Ohio Oilfield Workers Find Temporary Home At Cadiz Campground
The number of employees to work on fracking wells and pipelines in eastern Ohio surpasses the number of available homes. The sudden influx of workers has prompted the construction of new hotels. But there is another housing option - campgrounds at a so-called 'man camp.'
On U.S. route 22 just outside Cadiz, the highway caution sign warns...."entering seismic zone." A double axle truck I passed a couple of miles back was hauling explosives. Recently fracked oil and gas wells in the area are among the most productive in the region. Now, flatbed trucks loaded with 40 foot long sections of steel pipe are supplying pipeline construction companies . I'm looking for Industrial Park Road and the entrance to Sally Buffalo Park and campgrounds.
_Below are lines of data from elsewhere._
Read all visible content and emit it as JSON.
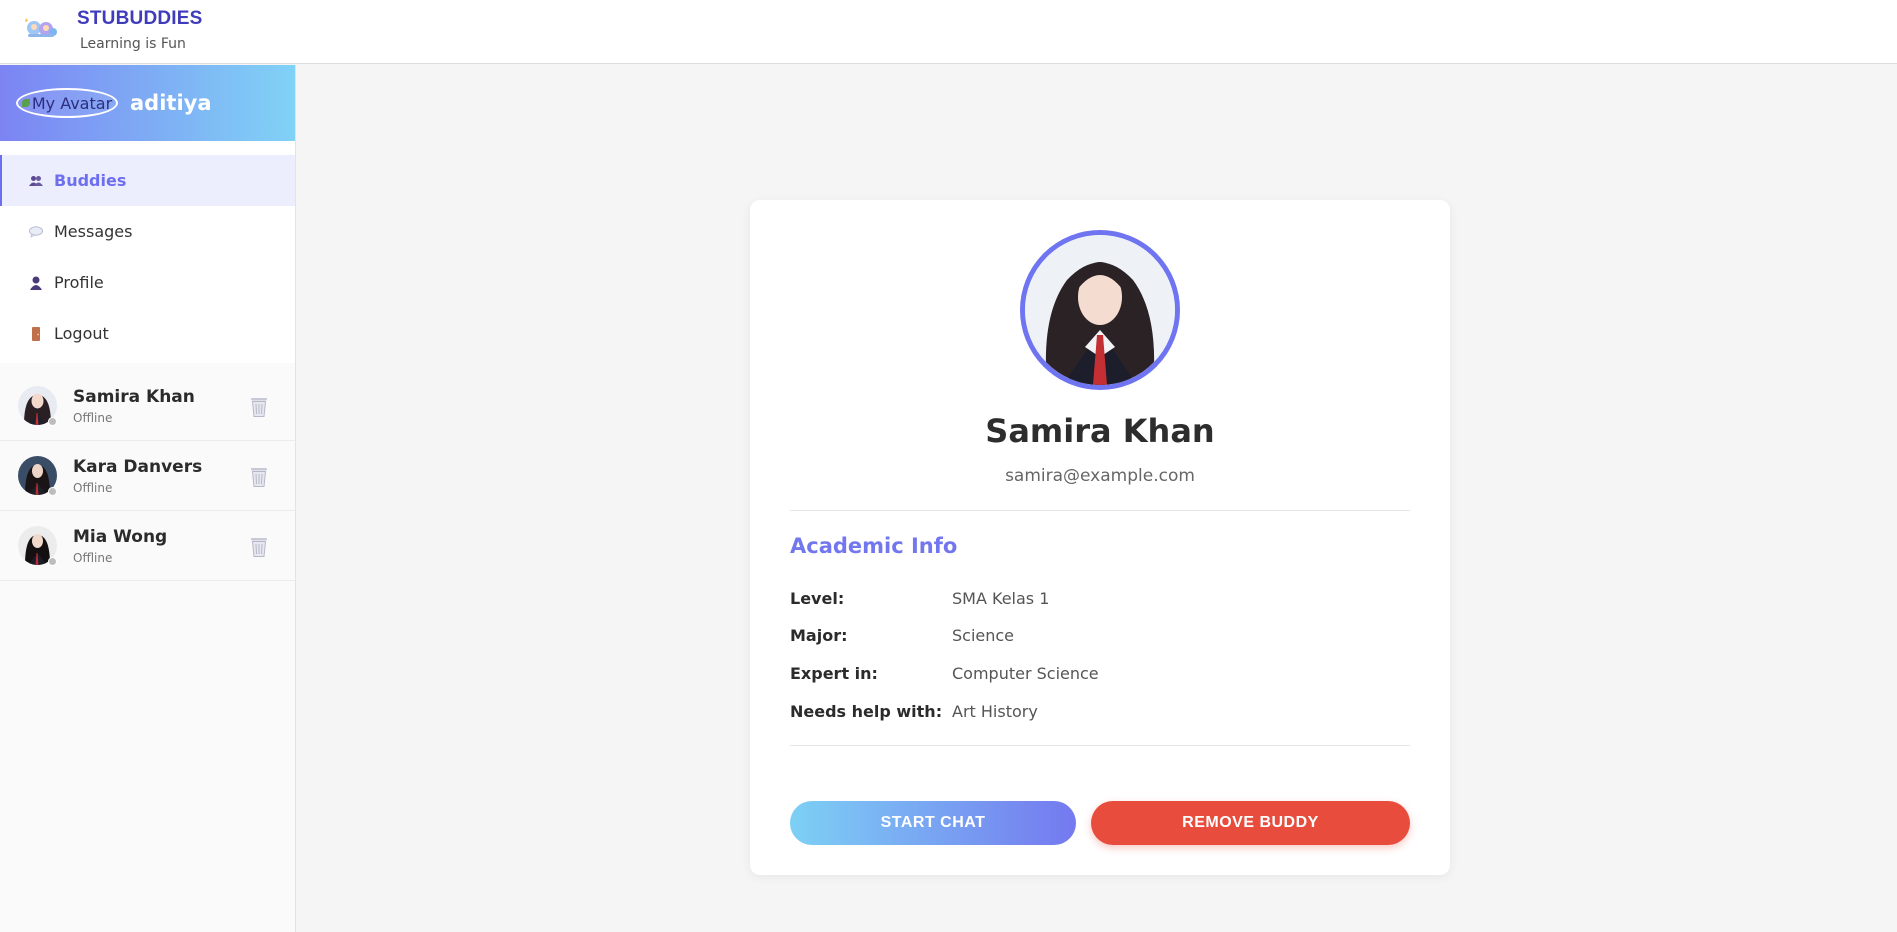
{
  "header": {
    "brand": "STUBUDDIES",
    "tagline": "Learning is Fun",
    "logo_icon": "kids-logo-icon"
  },
  "sidebar": {
    "user": {
      "avatar_alt": "My Avatar",
      "name": "aditiya"
    },
    "nav": [
      {
        "label": "Buddies",
        "icon": "buddies-icon",
        "active": true
      },
      {
        "label": "Messages",
        "icon": "speech-bubble-icon",
        "active": false
      },
      {
        "label": "Profile",
        "icon": "person-icon",
        "active": false
      },
      {
        "label": "Logout",
        "icon": "door-icon",
        "active": false
      }
    ],
    "buddies": [
      {
        "name": "Samira Khan",
        "status": "Offline"
      },
      {
        "name": "Kara Danvers",
        "status": "Offline"
      },
      {
        "name": "Mia Wong",
        "status": "Offline"
      }
    ]
  },
  "profile": {
    "name": "Samira Khan",
    "email": "samira@example.com",
    "section_title": "Academic Info",
    "fields": [
      {
        "label": "Level:",
        "value": "SMA Kelas 1"
      },
      {
        "label": "Major:",
        "value": "Science"
      },
      {
        "label": "Expert in:",
        "value": "Computer Science"
      },
      {
        "label": "Needs help with:",
        "value": "Art History"
      }
    ],
    "actions": {
      "start_chat": "START CHAT",
      "remove_buddy": "REMOVE BUDDY"
    }
  },
  "colors": {
    "brand": "#3f3cbb",
    "accent": "#6e6ef0",
    "danger": "#e74c3c"
  }
}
Sally Buffalo serves as a temporary home to dozens of nomadic oilfield and pipeline workers.
Pulling large and small trailers, they rent narrow parking spots tucked in along walking trails and a small fishing lake. The campground offers showers, laundry and electric hook-ups. Scott Porter is park ranger.
"We have them from all over, Louisiana, Arkansas, Oklahoma, North Dakota, West Virginia, Virginia, Ohio, we have them from a number of states, " says Porter.
The village of Cadiz owns this park. It reserves 67 trailer spots for long-term use by the oilfield workers. Most of the sites are occupied, about a dozen are vacant. As lower oil prices caused a slow-down in drilling, Porter says the camp emptied a bit during the winter and spring months. Now, it's beginning to fill up again.
"It's just a nice, quiet, village owned park that's what a lot of these guys want when they come home from work, they don't want all the commotion. It's a pretty laid back park for them to reside in," says Porter.
But, what Porter calls 'commotion' is nearby, within walking distance.. A Denver pipeline company just opened a regional headquarters within sight of the park entrance. The company is recruiting pipeline workers to connect newly fracked wells to natural gas processing plants and oil refineries.
The jobs pay above average salaries often with health insurance.
The Davis family arrived in Cadiz last week. Shayne Davis washes clothes at the campground laundromat while her husband is at work.
"He's a welder so we travel for his work," says Davis.
The Davis' are from Maine, but have been moving from job to job for years.
Davis, her husband, and teen-aged daughters, found the village campground through word of mouth from other pipeline workers. She says the family prefers camping rather than long motel stays.
"Because I can keep all my belongings in my camper without dragging them from one motel to the next," says Davis. "I like that they have parks for kids. It's pretty friendly, everyone's pretty friendly, the baseball park, they play games here all the time. And it's nice. "
The campground is less expensive than lengthy motel stays. Campsites rent for about $450 per month. Nearby motel rooms cost more than $100 dollars per night. Unlike nearby state parks where campers are limited to two-week stays, campers at Sally Buffalo can stay as long as they pay the rent.
Davis expects the family's stay at Sally Buffalo to last awhile. She sees telltale signs of more pipeline construction all around.
"It's been going on for quite sometime so I don't see it stopping anytime soon. If you go down the road a little bit more you'll see the laydown yard. There's a lot of pipe there which means a lot of work and if you drive down the road you'll see them digging up more areas to put more pipelines. So, that's what we're hoping," says Davis.
While her husband works 50 hours or more per week, her daughters get their education from online schools. She says if a job commute lengthens to an hour or more, the family will move to the next spot. In the meantime, She likes to fish.